### Records for the task ###

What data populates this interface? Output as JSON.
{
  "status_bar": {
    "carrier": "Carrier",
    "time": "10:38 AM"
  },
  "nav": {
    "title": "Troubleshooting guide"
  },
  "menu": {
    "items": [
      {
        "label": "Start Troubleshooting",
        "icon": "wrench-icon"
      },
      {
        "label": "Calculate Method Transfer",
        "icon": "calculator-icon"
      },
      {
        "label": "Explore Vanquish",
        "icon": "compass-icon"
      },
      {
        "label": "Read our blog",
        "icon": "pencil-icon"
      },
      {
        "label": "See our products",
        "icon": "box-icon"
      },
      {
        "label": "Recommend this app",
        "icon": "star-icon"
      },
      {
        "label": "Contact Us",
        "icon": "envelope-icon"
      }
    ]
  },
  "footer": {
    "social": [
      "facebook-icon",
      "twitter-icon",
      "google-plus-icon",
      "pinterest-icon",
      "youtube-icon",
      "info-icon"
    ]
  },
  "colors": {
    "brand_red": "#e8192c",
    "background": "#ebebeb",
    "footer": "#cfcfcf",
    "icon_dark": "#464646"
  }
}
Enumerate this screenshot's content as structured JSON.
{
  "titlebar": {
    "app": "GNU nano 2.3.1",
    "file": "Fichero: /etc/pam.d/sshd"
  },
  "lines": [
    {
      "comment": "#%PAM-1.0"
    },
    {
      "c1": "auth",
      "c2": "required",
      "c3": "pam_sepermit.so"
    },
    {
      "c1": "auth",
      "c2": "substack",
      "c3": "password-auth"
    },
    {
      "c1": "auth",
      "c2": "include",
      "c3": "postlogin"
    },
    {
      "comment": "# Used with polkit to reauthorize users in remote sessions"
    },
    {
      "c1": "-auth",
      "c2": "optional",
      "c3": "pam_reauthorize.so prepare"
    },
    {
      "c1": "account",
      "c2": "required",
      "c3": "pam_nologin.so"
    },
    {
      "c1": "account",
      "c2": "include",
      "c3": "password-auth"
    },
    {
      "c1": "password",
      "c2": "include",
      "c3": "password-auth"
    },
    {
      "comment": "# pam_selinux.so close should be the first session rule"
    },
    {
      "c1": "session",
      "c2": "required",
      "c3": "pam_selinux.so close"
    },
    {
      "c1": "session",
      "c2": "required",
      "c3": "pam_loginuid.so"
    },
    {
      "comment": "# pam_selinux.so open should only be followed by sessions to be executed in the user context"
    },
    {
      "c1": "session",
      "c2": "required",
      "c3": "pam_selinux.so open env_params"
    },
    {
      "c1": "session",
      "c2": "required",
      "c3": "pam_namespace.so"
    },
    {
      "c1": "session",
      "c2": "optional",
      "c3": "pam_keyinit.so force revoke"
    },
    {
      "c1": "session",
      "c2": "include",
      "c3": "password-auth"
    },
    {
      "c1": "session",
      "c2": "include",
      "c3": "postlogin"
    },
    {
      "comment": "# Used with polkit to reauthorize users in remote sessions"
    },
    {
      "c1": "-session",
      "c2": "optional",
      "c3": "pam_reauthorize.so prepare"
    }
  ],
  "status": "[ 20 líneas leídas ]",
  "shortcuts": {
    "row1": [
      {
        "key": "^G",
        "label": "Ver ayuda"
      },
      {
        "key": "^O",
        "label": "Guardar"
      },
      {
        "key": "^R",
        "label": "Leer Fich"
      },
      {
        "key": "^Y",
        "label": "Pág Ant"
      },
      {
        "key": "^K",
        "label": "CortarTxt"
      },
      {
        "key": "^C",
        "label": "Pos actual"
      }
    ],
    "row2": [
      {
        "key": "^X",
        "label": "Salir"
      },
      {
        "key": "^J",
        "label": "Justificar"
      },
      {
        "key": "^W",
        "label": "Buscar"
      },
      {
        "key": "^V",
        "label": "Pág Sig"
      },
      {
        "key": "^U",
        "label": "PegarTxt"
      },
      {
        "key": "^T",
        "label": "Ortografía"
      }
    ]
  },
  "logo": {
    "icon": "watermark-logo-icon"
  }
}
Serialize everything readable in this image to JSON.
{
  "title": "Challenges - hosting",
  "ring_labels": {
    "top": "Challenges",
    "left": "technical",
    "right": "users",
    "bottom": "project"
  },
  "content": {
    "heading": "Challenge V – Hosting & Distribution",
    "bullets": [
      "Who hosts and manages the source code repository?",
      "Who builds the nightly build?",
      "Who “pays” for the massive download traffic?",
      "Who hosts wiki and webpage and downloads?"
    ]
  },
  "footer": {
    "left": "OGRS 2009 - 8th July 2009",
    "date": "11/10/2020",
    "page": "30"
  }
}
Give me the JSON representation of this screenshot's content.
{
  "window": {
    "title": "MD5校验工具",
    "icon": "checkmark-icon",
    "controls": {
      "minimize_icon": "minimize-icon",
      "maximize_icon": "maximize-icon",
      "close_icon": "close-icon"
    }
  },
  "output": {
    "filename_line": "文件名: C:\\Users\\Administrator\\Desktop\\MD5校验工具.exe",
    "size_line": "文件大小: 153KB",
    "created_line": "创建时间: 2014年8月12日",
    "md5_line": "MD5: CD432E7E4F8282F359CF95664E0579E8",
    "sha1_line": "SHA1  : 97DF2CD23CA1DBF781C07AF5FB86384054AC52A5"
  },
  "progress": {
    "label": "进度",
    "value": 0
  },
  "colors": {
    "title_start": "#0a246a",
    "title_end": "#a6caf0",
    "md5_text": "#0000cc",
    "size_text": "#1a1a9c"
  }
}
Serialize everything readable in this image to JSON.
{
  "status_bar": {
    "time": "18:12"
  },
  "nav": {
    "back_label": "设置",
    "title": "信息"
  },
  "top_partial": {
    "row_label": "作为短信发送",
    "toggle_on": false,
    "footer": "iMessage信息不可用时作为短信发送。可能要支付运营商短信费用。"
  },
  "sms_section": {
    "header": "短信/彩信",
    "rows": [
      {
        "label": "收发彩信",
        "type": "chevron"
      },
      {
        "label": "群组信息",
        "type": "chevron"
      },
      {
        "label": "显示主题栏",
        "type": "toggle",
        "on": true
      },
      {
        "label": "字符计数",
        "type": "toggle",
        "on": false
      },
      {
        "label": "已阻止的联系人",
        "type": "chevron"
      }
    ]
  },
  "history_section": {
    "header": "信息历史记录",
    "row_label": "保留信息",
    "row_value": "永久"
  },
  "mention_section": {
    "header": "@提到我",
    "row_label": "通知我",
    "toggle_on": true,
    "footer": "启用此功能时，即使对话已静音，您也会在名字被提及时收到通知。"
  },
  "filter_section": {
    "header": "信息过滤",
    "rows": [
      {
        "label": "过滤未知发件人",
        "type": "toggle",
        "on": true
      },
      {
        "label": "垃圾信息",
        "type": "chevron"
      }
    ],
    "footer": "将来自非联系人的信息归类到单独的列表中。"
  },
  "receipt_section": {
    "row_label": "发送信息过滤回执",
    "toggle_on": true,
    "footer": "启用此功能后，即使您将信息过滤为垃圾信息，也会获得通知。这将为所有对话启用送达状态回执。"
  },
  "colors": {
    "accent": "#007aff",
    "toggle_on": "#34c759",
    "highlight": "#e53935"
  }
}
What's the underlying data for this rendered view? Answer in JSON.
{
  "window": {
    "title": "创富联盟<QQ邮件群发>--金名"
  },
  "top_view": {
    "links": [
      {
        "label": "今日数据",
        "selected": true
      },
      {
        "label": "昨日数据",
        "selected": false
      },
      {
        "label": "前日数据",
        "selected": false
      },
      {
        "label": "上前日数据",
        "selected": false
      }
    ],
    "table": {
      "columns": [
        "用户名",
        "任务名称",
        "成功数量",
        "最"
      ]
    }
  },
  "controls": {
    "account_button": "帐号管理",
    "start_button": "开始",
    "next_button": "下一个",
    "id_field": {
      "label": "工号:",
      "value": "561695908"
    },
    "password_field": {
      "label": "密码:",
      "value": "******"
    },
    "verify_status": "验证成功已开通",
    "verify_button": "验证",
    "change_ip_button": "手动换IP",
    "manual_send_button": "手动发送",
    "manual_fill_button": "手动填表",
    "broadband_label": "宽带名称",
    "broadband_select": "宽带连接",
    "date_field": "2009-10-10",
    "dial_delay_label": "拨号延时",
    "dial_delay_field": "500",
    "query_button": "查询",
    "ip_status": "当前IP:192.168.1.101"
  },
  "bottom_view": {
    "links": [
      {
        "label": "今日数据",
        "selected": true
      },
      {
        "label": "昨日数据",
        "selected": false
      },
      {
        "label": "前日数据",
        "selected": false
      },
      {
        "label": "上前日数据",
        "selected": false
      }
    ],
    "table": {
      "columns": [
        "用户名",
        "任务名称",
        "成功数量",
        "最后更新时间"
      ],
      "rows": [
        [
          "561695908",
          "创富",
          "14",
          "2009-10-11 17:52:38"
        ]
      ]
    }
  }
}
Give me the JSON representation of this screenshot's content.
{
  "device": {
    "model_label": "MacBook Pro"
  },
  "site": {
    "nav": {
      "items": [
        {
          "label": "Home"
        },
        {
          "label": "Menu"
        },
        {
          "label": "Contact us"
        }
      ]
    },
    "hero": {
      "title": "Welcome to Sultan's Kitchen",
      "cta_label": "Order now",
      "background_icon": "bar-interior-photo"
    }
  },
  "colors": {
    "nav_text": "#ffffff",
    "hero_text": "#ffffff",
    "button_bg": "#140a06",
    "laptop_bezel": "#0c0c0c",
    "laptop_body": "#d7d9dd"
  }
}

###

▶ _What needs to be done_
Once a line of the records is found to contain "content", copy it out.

▶ _The completed task_
Enumerate this screenshot's content as structured JSON.
  "content": {
Give me the JSON representation of this screenshot's content.
Give me the JSON representation of this screenshot's content.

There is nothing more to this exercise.